In 15 years of operation, Port Macquarie Surf School's Wayne Hudson estimates he has put as many as half a million students into the water for school surfing and surf education programs.
His business, he says, relies on risk assessment and risk management procedures.
Prior to each class entering the water, his risk assessment runs to a 65-point checklist.
Mr Hudson said it was 'a big surprise' when he learned the Diocese of Lismore was placing a ban on Catholic school students joining open water surfing or surf-related activities where beaches did not have shark netting or drumlines.
"I understand that the Diocese is in the process of evaluating the decision," Mr Hudson said.
"I just hope they reassess it (the ban) and look at the facts and figures and work out a common sense approach where all the kids are safe and happy.
"Our business focus is based on students getting educated (about water safety awareness) and being safe in the water.
"Port Macquarie is a coastline climate. The majority of kids surf, bodyboard or swim. I believe you need to be out there participating, learning and being educated and having fun (in the water)."
Mr Hudson said 'there are obviously sharks in the water' but not any more sharks than 20 years ago.
"I actually see less sharks now than ever before," he added.
The surf school operator spends as much as 12 hours a day in the water and runs through the full gamut of risk assessment and safety measures with each class.
I believe that practical experience is more than important and more beneficial, in relation to learning surf awareness and surf education.Wayne Hudson
He modifies each activity depending on the outcome of that risk assessment.
"I have a checklist of 65 things to cover off, including blue bottles, rips, currents, size of the swell, marine life activity right through to the competency of each student for the task we are doing.
"We minimise the risk factors.
"I believe that practical experience is more important and more beneficial, in relation to learning surf awareness and surf education.
"You can't teach surf awareness in the classroom."
St Agnes Parish's secondary school principals will meet on February 22 where the ban on school surfing and surf-related activities will be discussed.
According to the Royal Life Saving national drowning report 2017, 291 people drowned in Australian waterways from July 1, 2016 to June 30, 2017.

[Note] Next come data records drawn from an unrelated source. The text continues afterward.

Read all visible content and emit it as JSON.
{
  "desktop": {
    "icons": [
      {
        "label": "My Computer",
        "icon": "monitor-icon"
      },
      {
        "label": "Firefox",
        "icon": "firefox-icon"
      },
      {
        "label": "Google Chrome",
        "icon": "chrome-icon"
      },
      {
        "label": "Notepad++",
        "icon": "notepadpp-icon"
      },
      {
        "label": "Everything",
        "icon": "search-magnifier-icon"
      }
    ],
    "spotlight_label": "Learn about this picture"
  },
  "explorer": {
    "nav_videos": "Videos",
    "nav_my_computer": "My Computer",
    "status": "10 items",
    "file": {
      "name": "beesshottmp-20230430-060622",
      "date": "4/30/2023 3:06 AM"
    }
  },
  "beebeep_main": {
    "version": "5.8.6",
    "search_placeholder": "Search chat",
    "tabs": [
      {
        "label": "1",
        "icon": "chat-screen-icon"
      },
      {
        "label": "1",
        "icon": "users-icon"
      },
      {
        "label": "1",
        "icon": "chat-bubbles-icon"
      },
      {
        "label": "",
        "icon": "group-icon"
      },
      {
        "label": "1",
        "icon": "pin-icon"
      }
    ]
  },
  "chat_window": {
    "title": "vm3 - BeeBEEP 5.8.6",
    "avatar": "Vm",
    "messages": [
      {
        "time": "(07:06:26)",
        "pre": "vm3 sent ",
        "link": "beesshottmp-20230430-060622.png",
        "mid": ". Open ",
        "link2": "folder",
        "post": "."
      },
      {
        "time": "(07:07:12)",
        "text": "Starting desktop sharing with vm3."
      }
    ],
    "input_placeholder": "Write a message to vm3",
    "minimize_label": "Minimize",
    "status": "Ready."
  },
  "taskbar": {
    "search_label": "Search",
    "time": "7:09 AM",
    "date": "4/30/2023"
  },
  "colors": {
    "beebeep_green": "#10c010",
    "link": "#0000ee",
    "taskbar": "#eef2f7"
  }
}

Of that figure, some 23 percent drowned in river/creek/streams; 17 percent at beaches and 16 percent in ocean/harbours.
NSW accounted for 93 drownings, Queensland 73 and Victoria 45 with Western Australia 42.